Salon de Mass-age is the latest show on view at 66 Orchard the project space of Shin Gallery in the Lower East Side. The exhibition which is on view until November 9th, features the work of photographer Rudolf Schwarzkogler and Nobuyoshi Araki. Somewhere between an installation and a performance, this exhibit poses complex questions about eroticism, sexuality, the grotesque and taboo. Within Salon de Mass-age, issues of public and private space are also explored through the photography of Schwarzkogler and Araki but in very diverse ways.
The viewer is confronted head on with a myriad of images that depict sexuality and the human condition in thought provoking and provocative ways. As you enter the exhibit, you encounter five hundred Polaroids of women in various erotic poses and stances by Araki on the linoleum floor. From here the installation opens up into four separate massage booths.
Each booth is equipped with a massage table, beaded curtain, and a small folding table with a basket that contains baby oil, Kleenex, small hand towel, Windex and paper towels. On the walls both Schwarzkogler and Araki’s art hangs on opposite sides. The pairing of images helps to underscore the larger themes of the show but also points towards issues of performativity, pain, pleasure, private/place and how all these elements come together within the social space of the massage parlor.

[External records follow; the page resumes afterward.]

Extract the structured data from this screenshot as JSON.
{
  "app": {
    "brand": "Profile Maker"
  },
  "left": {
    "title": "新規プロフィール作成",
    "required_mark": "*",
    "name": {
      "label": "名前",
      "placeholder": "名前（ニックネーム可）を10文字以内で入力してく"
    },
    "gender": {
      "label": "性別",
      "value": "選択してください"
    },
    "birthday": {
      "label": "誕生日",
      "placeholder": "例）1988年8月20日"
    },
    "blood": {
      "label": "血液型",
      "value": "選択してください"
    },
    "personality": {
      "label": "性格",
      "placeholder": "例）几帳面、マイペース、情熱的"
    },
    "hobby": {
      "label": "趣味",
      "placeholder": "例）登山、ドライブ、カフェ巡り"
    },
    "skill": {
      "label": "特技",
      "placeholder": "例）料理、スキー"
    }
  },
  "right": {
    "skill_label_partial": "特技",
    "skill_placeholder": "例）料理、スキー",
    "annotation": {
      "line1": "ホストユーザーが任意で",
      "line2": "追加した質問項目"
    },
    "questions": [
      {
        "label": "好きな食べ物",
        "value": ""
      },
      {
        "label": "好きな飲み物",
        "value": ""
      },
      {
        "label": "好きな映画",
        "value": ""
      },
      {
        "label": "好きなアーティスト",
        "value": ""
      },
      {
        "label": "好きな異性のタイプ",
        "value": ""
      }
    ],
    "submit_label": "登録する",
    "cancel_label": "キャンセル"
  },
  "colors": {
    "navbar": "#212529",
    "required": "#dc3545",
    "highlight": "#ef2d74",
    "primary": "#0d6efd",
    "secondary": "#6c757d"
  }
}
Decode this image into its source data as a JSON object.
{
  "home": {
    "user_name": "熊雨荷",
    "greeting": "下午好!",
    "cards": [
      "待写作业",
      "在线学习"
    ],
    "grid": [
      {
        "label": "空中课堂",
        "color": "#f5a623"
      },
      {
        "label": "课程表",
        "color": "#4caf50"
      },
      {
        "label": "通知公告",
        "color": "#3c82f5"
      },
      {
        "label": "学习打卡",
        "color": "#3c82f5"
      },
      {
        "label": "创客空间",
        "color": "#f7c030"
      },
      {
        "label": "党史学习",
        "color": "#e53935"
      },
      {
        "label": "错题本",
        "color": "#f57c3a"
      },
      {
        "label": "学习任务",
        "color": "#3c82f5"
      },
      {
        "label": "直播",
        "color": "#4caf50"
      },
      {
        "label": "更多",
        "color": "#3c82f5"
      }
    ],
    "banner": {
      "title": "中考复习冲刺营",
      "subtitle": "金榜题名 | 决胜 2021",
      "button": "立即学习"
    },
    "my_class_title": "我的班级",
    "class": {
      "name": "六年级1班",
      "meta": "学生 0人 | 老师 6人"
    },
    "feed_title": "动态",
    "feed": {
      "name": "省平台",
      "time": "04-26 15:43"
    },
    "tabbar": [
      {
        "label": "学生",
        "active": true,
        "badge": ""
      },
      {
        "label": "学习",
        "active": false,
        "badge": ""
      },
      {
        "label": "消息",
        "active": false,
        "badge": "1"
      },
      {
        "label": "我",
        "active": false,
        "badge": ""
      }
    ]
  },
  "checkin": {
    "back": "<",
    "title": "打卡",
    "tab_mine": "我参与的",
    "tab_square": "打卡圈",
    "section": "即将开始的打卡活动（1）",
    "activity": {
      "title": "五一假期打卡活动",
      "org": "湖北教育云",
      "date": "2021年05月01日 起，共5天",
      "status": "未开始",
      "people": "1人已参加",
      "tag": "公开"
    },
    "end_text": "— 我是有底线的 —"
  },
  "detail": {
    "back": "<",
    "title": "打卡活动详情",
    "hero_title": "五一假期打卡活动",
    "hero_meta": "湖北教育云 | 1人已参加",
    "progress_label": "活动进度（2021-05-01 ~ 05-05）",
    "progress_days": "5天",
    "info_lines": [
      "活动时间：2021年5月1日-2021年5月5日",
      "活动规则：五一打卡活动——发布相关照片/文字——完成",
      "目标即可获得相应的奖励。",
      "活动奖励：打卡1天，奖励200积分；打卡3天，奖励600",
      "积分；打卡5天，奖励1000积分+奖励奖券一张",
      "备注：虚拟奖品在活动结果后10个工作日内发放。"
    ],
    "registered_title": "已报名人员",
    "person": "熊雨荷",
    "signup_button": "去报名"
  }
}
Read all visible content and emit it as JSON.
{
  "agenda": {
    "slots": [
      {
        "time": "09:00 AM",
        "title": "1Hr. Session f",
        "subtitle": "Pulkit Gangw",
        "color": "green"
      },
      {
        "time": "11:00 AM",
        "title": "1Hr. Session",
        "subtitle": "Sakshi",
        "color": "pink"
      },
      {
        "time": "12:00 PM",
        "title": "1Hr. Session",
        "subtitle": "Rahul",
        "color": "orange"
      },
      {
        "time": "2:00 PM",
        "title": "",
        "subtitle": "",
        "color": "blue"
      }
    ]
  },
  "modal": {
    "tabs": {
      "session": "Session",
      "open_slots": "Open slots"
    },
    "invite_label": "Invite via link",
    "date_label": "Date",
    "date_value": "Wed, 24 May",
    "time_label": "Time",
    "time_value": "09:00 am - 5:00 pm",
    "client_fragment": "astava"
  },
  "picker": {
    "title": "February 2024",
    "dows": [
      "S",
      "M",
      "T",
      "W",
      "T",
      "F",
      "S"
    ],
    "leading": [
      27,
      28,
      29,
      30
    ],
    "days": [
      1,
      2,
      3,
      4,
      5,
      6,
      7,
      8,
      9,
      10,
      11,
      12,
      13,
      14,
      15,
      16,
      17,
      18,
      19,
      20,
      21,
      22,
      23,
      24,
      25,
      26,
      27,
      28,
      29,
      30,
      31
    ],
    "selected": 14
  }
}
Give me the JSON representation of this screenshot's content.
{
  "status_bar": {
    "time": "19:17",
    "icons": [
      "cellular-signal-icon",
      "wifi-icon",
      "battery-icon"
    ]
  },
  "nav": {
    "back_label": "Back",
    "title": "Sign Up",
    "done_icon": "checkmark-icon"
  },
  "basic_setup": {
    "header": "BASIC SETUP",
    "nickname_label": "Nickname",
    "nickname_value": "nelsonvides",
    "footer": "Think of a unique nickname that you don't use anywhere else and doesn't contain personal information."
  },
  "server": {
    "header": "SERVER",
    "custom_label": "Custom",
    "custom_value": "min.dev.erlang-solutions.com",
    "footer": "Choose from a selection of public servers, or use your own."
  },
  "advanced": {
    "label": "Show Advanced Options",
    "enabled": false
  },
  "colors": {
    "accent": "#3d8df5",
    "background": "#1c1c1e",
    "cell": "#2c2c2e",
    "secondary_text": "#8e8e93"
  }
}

It is the versatile backgrounds of both artists which helps to create this idea of a suspended reality within the confines of the massage parlor and their work. On a first walk through of the space Araki’s and Schwarzkogler’s images do not seem out of the ordinary at all. It is only through closer inspection that the complexities of both their projects come through and the larger dialogue their photographs have created.
Born in 1940 in Tokyo, Araki has gone onto become one of Japan’s most revered and controversial photographers. Arkari’s work explores female eroticism, death, and depicting life in Japan. Araki came of age as a photographer in the 1960’s which in many ways would come to be the heyday of the art form. Araki’s photographs are part of numerous museum collections across the globe including the Tate Modern, San Francisco Museum of Modern Art, and the Fotomuseum Winterthur in Switzerland.
Although Schwarzkogler also works with photography, his relationship to the medium is very different than Araki. In the 1960’s Schwarzkogler became active within the Viennese Actionist movement which predicated the body at the core of the art making process. Working in a conceptual vein, Schwarzkogler would go on to create paintings, photographs and performances that directly address the corporeality of the body, pain, and self-mutilation.
Although both artists work is bringing very different components to the table, they are forcing a larger conversation to be had around sex, pain, social spaces and attitudes on these topics. This is one of the more exciting shows on view so far this gallery season and challenges art goers to think beyond the spaces of the gallery walls.
Nobuyoshi Araki and Rudolf Schwartzkolger: Salon de Mass-Age
Orchard 66 Project (Shin Gallery Project Space)
66 Orchard street, NYC
September 9 – Nov 1, 2015
Writing by Anni Irish
Photographs provided by Danielle Faulkner and Paul Latislaw